The Public Speaking course was developed through the Ohio Department of Higher Education OER Innovation Grant. This work was completed and the course was posted in September 2019. The course is part of the Ohio Transfer Assurance Guides and is also named OCM013. For more information about credit transfer between Ohio colleges and universities, please visit: www.ohiohighered.org/transfer.Team LeadJessica Papajcik Stark State College Content ContributorsJames Jarc Central Ohio Technical CollegeJanny Nauman North Central State CollegeCarrie Tomko University of Akron LibrarianAllen Reichert Otterbein UniversityReview TeamLaura Garcia Washington State Community CollegeJasmine Roberts Ohio State University
Informative speaking is one of the most common forms of public speaking. This section starts with the goals of an informative presentation and why we give informative presentations. Next, it gives strategies for making our information clear and interesting to the audience. There are various types of informative speeches, which focus on objects, people, events, concepts, or processes. Lastly, the section emphasizes the types of information covered in informative presentations.
Have you ever thought to yourself, “Ugh, Public Speaking?! Why do I have to take that class, I’m never going to use it!” It’s true, many of us may never give a graduation address, a keynote presentation, or political campaign stump speech, but the fact is, all of us will, at some point in our lives, be in a situation that calls for us to speak in front of a group of people. This topic is designed to help you identify what those other speaking situations may be, and will offer information on how to make the most of everything from an impromptu toast at an intimate party to a high-stakes business presentation in the boardroom. We will use the term “other speaking situations” as a way to distinguish between what you will encounter in your Public Speaking class and what you will encounter in social or professional contexts.First, this section will compare and contrast other speaking situations and formal rhetorical conventions you would find in a typical informative or persuasive speech. This section will examine specific types of speaking contexts and will demonstrate strategies for preparing, supporting, and delivering each. Finally, this section will address ways to maximize your communication effectiveness in challenging contexts such as online presentations, group projects, or highly emotional settings.
Understanding persuasion and persuasive speaking can be challenging. Persuasive speeches typically center on questions of fact, value, or policy and involve changing your audience's attitudes, values, or beliefs. Your success as a persuasive speaker depends on your ability to adapt messages to your audience. This section explores the complexity of persuasion, the different types of persuasive speeches, the common organizational patterns used in persuasive speaking, as well as how to construct a persuasive speech.
Reasoning and argument are critical components of persuasive speaking. This section examines persuasive appeals as well as the fundamentals of reasoning and argument. Ethos, logos, and pathos are discussed as well as the many forms of reasoning. Argument construction is explored as well as Toulmin’s model. The section concludes by discussing logical fallacies and how to avoid them.
What to speak about? How to find a topic? Does the topic have the appropriate scope? Being stuck, not knowing what to talk about?
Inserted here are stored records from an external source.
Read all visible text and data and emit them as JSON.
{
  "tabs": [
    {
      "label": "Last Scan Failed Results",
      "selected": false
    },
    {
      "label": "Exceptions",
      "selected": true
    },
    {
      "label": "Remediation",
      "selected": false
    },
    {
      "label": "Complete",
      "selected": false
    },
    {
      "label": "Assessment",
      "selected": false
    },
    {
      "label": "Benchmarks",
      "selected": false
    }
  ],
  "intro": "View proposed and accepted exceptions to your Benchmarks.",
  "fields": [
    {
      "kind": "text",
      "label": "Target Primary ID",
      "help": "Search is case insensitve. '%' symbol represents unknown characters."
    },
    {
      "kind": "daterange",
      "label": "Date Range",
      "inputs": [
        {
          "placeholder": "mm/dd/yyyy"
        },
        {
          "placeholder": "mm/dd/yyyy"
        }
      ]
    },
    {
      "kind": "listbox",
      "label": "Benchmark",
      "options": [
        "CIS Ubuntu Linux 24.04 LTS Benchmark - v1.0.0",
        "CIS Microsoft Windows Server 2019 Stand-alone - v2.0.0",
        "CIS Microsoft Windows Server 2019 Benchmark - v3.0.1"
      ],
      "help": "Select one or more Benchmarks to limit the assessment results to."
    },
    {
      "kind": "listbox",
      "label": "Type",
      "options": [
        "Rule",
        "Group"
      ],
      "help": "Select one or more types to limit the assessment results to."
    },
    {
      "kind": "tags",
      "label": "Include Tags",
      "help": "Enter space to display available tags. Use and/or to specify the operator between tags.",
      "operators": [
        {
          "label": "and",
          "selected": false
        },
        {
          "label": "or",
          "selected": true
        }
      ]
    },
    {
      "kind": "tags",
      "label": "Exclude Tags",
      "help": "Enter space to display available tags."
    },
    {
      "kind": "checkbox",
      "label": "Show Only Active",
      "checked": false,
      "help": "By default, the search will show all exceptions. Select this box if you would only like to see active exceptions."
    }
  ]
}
How to move from general purpose to specific purpose and a thesis statement? These are key questions speakers must answer as they prepare for a presentation. First, determining general purpose: Is the goal to inform, to persuade or to entertain. Next, the section discusses how to broaden the topic or narrow the topic down to meet speaking constraints. Finally, it suggests tools to help to come up with topic ideas for topics. Once a topic is selected, the speaker must determine their specific purpose and central idea.